== WORK REQUEST ==
Your response must be made up of each line in the data below that contains the string "Kreditering".

[Element data from apps and pages]
•••
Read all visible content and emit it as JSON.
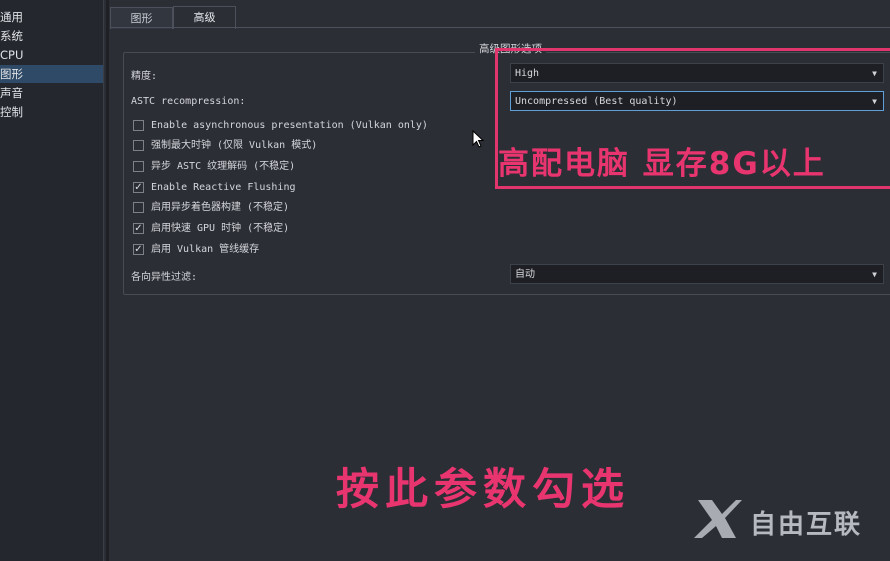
{
  "sidebar": {
    "items": [
      {
        "label": "通用"
      },
      {
        "label": "系统"
      },
      {
        "label": "CPU"
      },
      {
        "label": "图形"
      },
      {
        "label": "声音"
      },
      {
        "label": "控制"
      }
    ],
    "active_index": 3
  },
  "tabs": [
    {
      "label": "图形"
    },
    {
      "label": "高级"
    }
  ],
  "active_tab": "高级",
  "group": {
    "title": "高级图形选项",
    "accuracy_label": "精度:",
    "accuracy_value": "High",
    "astc_label": "ASTC recompression:",
    "astc_value": "Uncompressed (Best quality)",
    "anisotropic_label": "各向异性过滤:",
    "anisotropic_value": "自动",
    "checkboxes": [
      {
        "label": "Enable asynchronous presentation (Vulkan only)",
        "checked": false
      },
      {
        "label": "强制最大时钟 (仅限 Vulkan 模式)",
        "checked": false
      },
      {
        "label": "异步 ASTC 纹理解码 (不稳定)",
        "checked": false
      },
      {
        "label": "Enable Reactive Flushing",
        "checked": true
      },
      {
        "label": "启用异步着色器构建 (不稳定)",
        "checked": false
      },
      {
        "label": "启用快速 GPU 时钟 (不稳定)",
        "checked": true
      },
      {
        "label": "启用 Vulkan 管线缓存",
        "checked": true
      }
    ]
  },
  "overlay": {
    "top_text": "高配电脑 显存8G以上",
    "bottom_text": "按此参数勾选",
    "accent_color": "#e9356f"
  },
  "watermark": {
    "text": "自由互联"
  },
  "icons": {
    "check": "✓",
    "dropdown": "▼"
  }
}
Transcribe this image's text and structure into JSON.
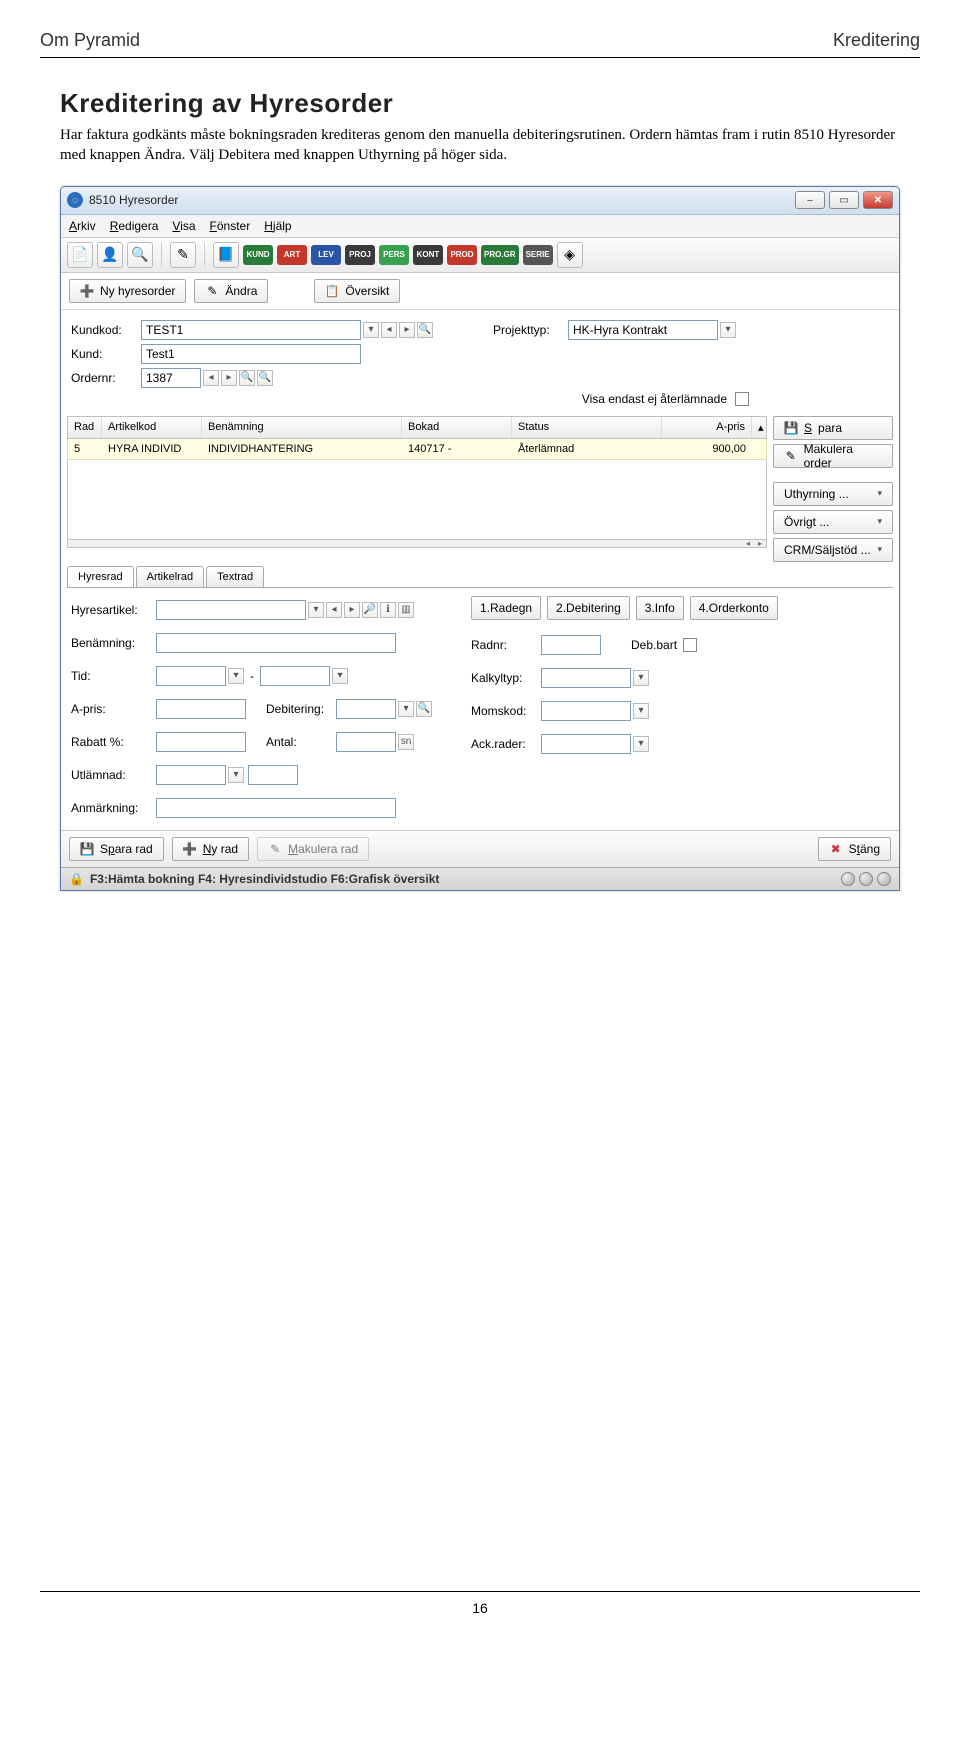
{
  "doc": {
    "header_left": "Om Pyramid",
    "header_right": "Kreditering",
    "title": "Kreditering av Hyresorder",
    "para": "Har faktura godkänts måste bokningsraden krediteras genom den manuella debiteringsrutinen. Ordern hämtas fram i rutin 8510 Hyresorder med knappen Ändra. Välj Debitera med knappen Uthyrning på höger sida.",
    "page_num": "16"
  },
  "win": {
    "title": "8510 Hyresorder",
    "menus": [
      "Arkiv",
      "Redigera",
      "Visa",
      "Fönster",
      "Hjälp"
    ],
    "pills": [
      "KUND",
      "ART",
      "LEV",
      "PROJ",
      "PERS",
      "KONT",
      "PROD",
      "PRO.GR",
      "SERIE"
    ],
    "topbtns": {
      "ny": "Ny hyresorder",
      "andra": "Ändra",
      "oversikt": "Översikt"
    },
    "fields": {
      "kundkod_lbl": "Kundkod:",
      "kundkod": "TEST1",
      "kund_lbl": "Kund:",
      "kund": "Test1",
      "ordernr_lbl": "Ordernr:",
      "ordernr": "1387",
      "projekttyp_lbl": "Projekttyp:",
      "projekttyp": "HK-Hyra Kontrakt",
      "visa_cb": "Visa endast ej återlämnade"
    },
    "grid": {
      "hdr": [
        "Rad",
        "Artikelkod",
        "Benämning",
        "Bokad",
        "Status",
        "A-pris"
      ],
      "row": [
        "5",
        "HYRA INDIVID",
        "INDIVIDHANTERING",
        "140717 -",
        "Återlämnad",
        "900,00"
      ]
    },
    "sidebtns": {
      "spara": "Spara",
      "makulera": "Makulera order",
      "uthyrning": "Uthyrning ...",
      "ovrigt": "Övrigt ...",
      "crm": "CRM/Säljstöd ..."
    },
    "lowtabs": [
      "Hyresrad",
      "Artikelrad",
      "Textrad"
    ],
    "lower_left": {
      "hyresartikel": "Hyresartikel:",
      "benamning": "Benämning:",
      "tid": "Tid:",
      "apris": "A-pris:",
      "debitering": "Debitering:",
      "rabatt": "Rabatt %:",
      "antal": "Antal:",
      "utlamnad": "Utlämnad:",
      "anmarkning": "Anmärkning:"
    },
    "rbtns": [
      "1.Radegn",
      "2.Debitering",
      "3.Info",
      "4.Orderkonto"
    ],
    "lower_right": {
      "radnr": "Radnr:",
      "debbart": "Deb.bart",
      "kalkyltyp": "Kalkyltyp:",
      "momskod": "Momskod:",
      "ackrader": "Ack.rader:"
    },
    "bottom": {
      "spara_rad": "Spara rad",
      "ny_rad": "Ny rad",
      "makulera_rad": "Makulera rad",
      "stang": "Stäng"
    },
    "status": "F3:Hämta bokning F4: Hyresindividstudio F6:Grafisk översikt"
  }
}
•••
== YOUR SOLUTION ==
    "header_right": "Kreditering",
    "title": "Kreditering av Hyresorder",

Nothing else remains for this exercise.